### ACTION ITEM
The reply should hold every line of the data, unchanged and complete.

(Dataset rows for apps and sites)

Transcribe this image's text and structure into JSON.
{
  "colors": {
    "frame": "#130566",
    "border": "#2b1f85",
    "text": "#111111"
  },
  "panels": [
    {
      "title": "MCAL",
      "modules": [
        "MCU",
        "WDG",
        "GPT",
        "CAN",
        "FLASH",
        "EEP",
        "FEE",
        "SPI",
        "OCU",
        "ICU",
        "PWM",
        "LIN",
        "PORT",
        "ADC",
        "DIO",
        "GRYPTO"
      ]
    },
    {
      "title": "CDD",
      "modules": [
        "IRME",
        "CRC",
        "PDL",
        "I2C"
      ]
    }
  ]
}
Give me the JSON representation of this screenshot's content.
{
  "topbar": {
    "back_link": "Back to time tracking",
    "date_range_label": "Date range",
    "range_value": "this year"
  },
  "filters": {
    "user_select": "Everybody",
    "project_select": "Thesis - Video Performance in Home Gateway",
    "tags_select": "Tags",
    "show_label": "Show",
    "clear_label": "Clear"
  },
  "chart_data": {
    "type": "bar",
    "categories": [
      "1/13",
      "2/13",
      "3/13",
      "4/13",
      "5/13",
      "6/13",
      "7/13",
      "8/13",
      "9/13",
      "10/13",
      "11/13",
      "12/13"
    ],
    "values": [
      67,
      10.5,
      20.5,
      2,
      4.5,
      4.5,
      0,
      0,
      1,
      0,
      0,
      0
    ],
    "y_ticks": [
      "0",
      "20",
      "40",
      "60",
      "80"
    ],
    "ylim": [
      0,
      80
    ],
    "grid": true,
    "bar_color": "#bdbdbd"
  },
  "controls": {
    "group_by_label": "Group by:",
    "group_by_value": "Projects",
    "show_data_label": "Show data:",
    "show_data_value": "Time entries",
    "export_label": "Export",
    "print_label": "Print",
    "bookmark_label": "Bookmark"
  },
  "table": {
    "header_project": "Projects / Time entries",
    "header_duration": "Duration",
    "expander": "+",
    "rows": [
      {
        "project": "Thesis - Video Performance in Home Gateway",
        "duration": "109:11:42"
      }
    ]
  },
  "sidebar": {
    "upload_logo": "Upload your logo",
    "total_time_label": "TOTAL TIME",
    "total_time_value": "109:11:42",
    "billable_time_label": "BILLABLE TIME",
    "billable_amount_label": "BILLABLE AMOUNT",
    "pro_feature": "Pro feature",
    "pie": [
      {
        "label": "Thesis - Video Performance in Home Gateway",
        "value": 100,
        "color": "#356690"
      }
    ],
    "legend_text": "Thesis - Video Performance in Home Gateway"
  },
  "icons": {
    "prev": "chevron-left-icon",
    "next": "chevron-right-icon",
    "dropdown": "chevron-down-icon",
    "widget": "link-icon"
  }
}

### RESPONSE TO THE TASK
Transcribe this image's text and structure into JSON.
{
  "colors": {
    "frame": "#130566",
    "border": "#2b1f85",
    "text": "#111111"
  },
  "panels": [
    {
      "title": "MCAL",
      "modules": [
        "MCU",
        "WDG",
        "GPT",
        "CAN",
        "FLASH",
        "EEP",
        "FEE",
        "SPI",
        "OCU",
        "ICU",
        "PWM",
        "LIN",
        "PORT",
        "ADC",
        "DIO",
        "GRYPTO"
      ]
    },
    {
      "title": "CDD",
      "modules": [
        "IRME",
        "CRC",
        "PDL",
        "I2C"
      ]
    }
  ]
}
Give me the JSON representation of this screenshot's content.
{
  "topbar": {
    "back_link": "Back to time tracking",
    "date_range_label": "Date range",
    "range_value": "this year"
  },
  "filters": {
    "user_select": "Everybody",
    "project_select": "Thesis - Video Performance in Home Gateway",
    "tags_select": "Tags",
    "show_label": "Show",
    "clear_label": "Clear"
  },
  "chart_data": {
    "type": "bar",
    "categories": [
      "1/13",
      "2/13",
      "3/13",
      "4/13",
      "5/13",
      "6/13",
      "7/13",
      "8/13",
      "9/13",
      "10/13",
      "11/13",
      "12/13"
    ],
    "values": [
      67,
      10.5,
      20.5,
      2,
      4.5,
      4.5,
      0,
      0,
      1,
      0,
      0,
      0
    ],
    "y_ticks": [
      "0",
      "20",
      "40",
      "60",
      "80"
    ],
    "ylim": [
      0,
      80
    ],
    "grid": true,
    "bar_color": "#bdbdbd"
  },
  "controls": {
    "group_by_label": "Group by:",
    "group_by_value": "Projects",
    "show_data_label": "Show data:",
    "show_data_value": "Time entries",
    "export_label": "Export",
    "print_label": "Print",
    "bookmark_label": "Bookmark"
  },
  "table": {
    "header_project": "Projects / Time entries",
    "header_duration": "Duration",
    "expander": "+",
    "rows": [
      {
        "project": "Thesis - Video Performance in Home Gateway",
        "duration": "109:11:42"
      }
    ]
  },
  "sidebar": {
    "upload_logo": "Upload your logo",
    "total_time_label": "TOTAL TIME",
    "total_time_value": "109:11:42",
    "billable_time_label": "BILLABLE TIME",
    "billable_amount_label": "BILLABLE AMOUNT",
    "pro_feature": "Pro feature",
    "pie": [
      {
        "label": "Thesis - Video Performance in Home Gateway",
        "value": 100,
        "color": "#356690"
      }
    ],
    "legend_text": "Thesis - Video Performance in Home Gateway"
  },
  "icons": {
    "prev": "chevron-left-icon",
    "next": "chevron-right-icon",
    "dropdown": "chevron-down-icon",
    "widget": "link-icon"
  }
}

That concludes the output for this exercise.